• **Stored data**:
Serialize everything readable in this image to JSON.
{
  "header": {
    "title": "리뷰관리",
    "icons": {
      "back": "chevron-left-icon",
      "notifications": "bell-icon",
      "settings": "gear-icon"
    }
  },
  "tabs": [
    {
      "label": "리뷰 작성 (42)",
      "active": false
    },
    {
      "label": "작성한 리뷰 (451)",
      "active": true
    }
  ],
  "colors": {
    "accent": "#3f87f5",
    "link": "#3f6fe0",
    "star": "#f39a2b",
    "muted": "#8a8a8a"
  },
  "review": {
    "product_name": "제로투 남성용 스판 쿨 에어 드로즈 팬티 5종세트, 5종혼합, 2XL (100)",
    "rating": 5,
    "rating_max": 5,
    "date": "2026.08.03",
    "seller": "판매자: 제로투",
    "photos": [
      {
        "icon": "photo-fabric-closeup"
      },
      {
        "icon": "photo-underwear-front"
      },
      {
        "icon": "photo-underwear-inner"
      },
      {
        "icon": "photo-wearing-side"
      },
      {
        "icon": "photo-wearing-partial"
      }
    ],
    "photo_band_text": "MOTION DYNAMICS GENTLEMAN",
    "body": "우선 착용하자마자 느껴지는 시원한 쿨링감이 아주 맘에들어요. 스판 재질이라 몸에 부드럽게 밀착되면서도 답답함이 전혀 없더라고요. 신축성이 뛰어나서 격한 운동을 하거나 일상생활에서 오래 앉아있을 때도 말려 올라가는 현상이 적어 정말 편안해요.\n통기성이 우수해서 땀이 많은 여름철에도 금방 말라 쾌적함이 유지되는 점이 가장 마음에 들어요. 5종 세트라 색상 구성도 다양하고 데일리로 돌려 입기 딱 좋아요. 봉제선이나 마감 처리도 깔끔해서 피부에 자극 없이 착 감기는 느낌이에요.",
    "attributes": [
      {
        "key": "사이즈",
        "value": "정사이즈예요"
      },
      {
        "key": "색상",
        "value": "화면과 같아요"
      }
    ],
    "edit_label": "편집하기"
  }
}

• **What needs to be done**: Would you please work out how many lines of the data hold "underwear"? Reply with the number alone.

• **Problem solution**: 2